What to work on. Give back the records below exactly, omitting the pictures.

------ Given data ------

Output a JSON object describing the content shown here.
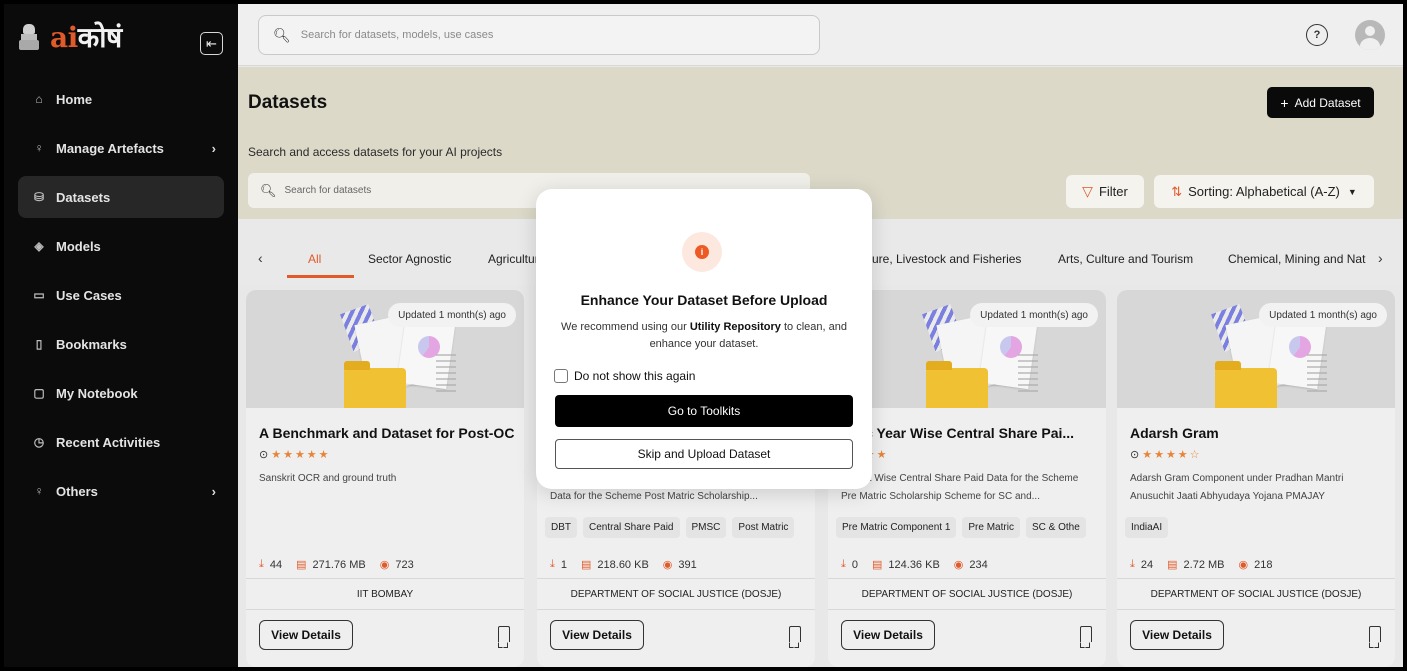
{
  "sidebar": {
    "brand_ai": "ai",
    "brand_kosh": "कोषं",
    "items": [
      {
        "label": "Home",
        "icon": "home-icon"
      },
      {
        "label": "Manage Artefacts",
        "icon": "lightbulb-icon"
      },
      {
        "label": "Datasets",
        "icon": "database-icon",
        "active": true
      },
      {
        "label": "Models",
        "icon": "cube-icon"
      },
      {
        "label": "Use Cases",
        "icon": "briefcase-icon"
      },
      {
        "label": "Bookmarks",
        "icon": "bookmark-icon"
      },
      {
        "label": "My Notebook",
        "icon": "notebook-icon"
      },
      {
        "label": "Recent Activities",
        "icon": "clock-icon"
      },
      {
        "label": "Others",
        "icon": "lightbulb-icon"
      }
    ]
  },
  "topbar": {
    "search_placeholder": "Search for datasets, models, use cases"
  },
  "page": {
    "title": "Datasets",
    "add_label": "Add Dataset",
    "subtitle": "Search and access datasets for your AI projects",
    "search_placeholder": "Search for datasets",
    "filter_label": "Filter",
    "sort_label": "Sorting: Alphabetical (A-Z)"
  },
  "tabs": [
    "All",
    "Sector Agnostic",
    "Agricultur",
    "ure, Livestock and Fisheries",
    "Arts, Culture and Tourism",
    "Chemical, Mining and Nat"
  ],
  "cards": [
    {
      "updated": "Updated 1 month(s) ago",
      "title": "A Benchmark and Dataset for Post-OC...",
      "desc": "Sanskrit OCR and ground truth",
      "tags": [],
      "downloads": "44",
      "size": "271.76 MB",
      "views": "723",
      "org": "IIT BOMBAY",
      "view_label": "View Details"
    },
    {
      "updated": "",
      "title": "",
      "desc": "Data for the Scheme Post Matric Scholarship...",
      "tags": [
        "DBT",
        "Central Share Paid",
        "PMSC",
        "Post Matric"
      ],
      "downloads": "1",
      "size": "218.60 KB",
      "views": "391",
      "org": "DEPARTMENT OF SOCIAL JUSTICE (DOSJE)",
      "view_label": "View Details"
    },
    {
      "updated": "Updated 1 month(s) ago",
      "title": "emic Year Wise Central Share Pai...",
      "desc": "District Wise Central Share Paid Data for the Scheme Pre Matric Scholarship Scheme for SC and...",
      "tags": [
        "Pre Matric Component 1",
        "Pre Matric",
        "SC & Othe"
      ],
      "downloads": "0",
      "size": "124.36 KB",
      "views": "234",
      "org": "DEPARTMENT OF SOCIAL JUSTICE (DOSJE)",
      "view_label": "View Details"
    },
    {
      "updated": "Updated 1 month(s) ago",
      "title": "Adarsh Gram",
      "desc": "Adarsh Gram Component under Pradhan Mantri Anusuchit Jaati Abhyudaya Yojana PMAJAY",
      "tags": [
        "IndiaAI"
      ],
      "downloads": "24",
      "size": "2.72 MB",
      "views": "218",
      "org": "DEPARTMENT OF SOCIAL JUSTICE (DOSJE)",
      "view_label": "View Details"
    }
  ],
  "modal": {
    "title": "Enhance Your Dataset Before Upload",
    "body_pre": "We recommend using our ",
    "body_bold": "Utility Repository",
    "body_post": " to clean, and enhance your dataset.",
    "checkbox_label": "Do not show this again",
    "primary_label": "Go to Toolkits",
    "secondary_label": "Skip and Upload Dataset"
  },
  "colors": {
    "accent": "#e05a2a",
    "sidebar_bg": "#0b0b0b",
    "hero_bg": "#dcd9c9"
  }
}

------

Exercise output.
Output a JSON object describing the content shown here.
{
  "sidebar": {
    "brand_ai": "ai",
    "brand_kosh": "कोषं",
    "items": [
      {
        "label": "Home",
        "icon": "home-icon"
      },
      {
        "label": "Manage Artefacts",
        "icon": "lightbulb-icon"
      },
      {
        "label": "Datasets",
        "icon": "database-icon",
        "active": true
      },
      {
        "label": "Models",
        "icon": "cube-icon"
      },
      {
        "label": "Use Cases",
        "icon": "briefcase-icon"
      },
      {
        "label": "Bookmarks",
        "icon": "bookmark-icon"
      },
      {
        "label": "My Notebook",
        "icon": "notebook-icon"
      },
      {
        "label": "Recent Activities",
        "icon": "clock-icon"
      },
      {
        "label": "Others",
        "icon": "lightbulb-icon"
      }
    ]
  },
  "topbar": {
    "search_placeholder": "Search for datasets, models, use cases"
  },
  "page": {
    "title": "Datasets",
    "add_label": "Add Dataset",
    "subtitle": "Search and access datasets for your AI projects",
    "search_placeholder": "Search for datasets",
    "filter_label": "Filter",
    "sort_label": "Sorting: Alphabetical (A-Z)"
  },
  "tabs": [
    "All",
    "Sector Agnostic",
    "Agricultur",
    "ure, Livestock and Fisheries",
    "Arts, Culture and Tourism",
    "Chemical, Mining and Nat"
  ],
  "cards": [
    {
      "updated": "Updated 1 month(s) ago",
      "title": "A Benchmark and Dataset for Post-OC...",
      "desc": "Sanskrit OCR and ground truth",
      "tags": [],
      "downloads": "44",
      "size": "271.76 MB",
      "views": "723",
      "org": "IIT BOMBAY",
      "view_label": "View Details"
    },
    {
      "updated": "",
      "title": "",
      "desc": "Data for the Scheme Post Matric Scholarship...",
      "tags": [
        "DBT",
        "Central Share Paid",
        "PMSC",
        "Post Matric"
      ],
      "downloads": "1",
      "size": "218.60 KB",
      "views": "391",
      "org": "DEPARTMENT OF SOCIAL JUSTICE (DOSJE)",
      "view_label": "View Details"
    },
    {
      "updated": "Updated 1 month(s) ago",
      "title": "emic Year Wise Central Share Pai...",
      "desc": "District Wise Central Share Paid Data for the Scheme Pre Matric Scholarship Scheme for SC and...",
      "tags": [
        "Pre Matric Component 1",
        "Pre Matric",
        "SC & Othe"
      ],
      "downloads": "0",
      "size": "124.36 KB",
      "views": "234",
      "org": "DEPARTMENT OF SOCIAL JUSTICE (DOSJE)",
      "view_label": "View Details"
    },
    {
      "updated": "Updated 1 month(s) ago",
      "title": "Adarsh Gram",
      "desc": "Adarsh Gram Component under Pradhan Mantri Anusuchit Jaati Abhyudaya Yojana PMAJAY",
      "tags": [
        "IndiaAI"
      ],
      "downloads": "24",
      "size": "2.72 MB",
      "views": "218",
      "org": "DEPARTMENT OF SOCIAL JUSTICE (DOSJE)",
      "view_label": "View Details"
    }
  ],
  "modal": {
    "title": "Enhance Your Dataset Before Upload",
    "body_pre": "We recommend using our ",
    "body_bold": "Utility Repository",
    "body_post": " to clean, and enhance your dataset.",
    "checkbox_label": "Do not show this again",
    "primary_label": "Go to Toolkits",
    "secondary_label": "Skip and Upload Dataset"
  },
  "colors": {
    "accent": "#e05a2a",
    "sidebar_bg": "#0b0b0b",
    "hero_bg": "#dcd9c9"
  }
}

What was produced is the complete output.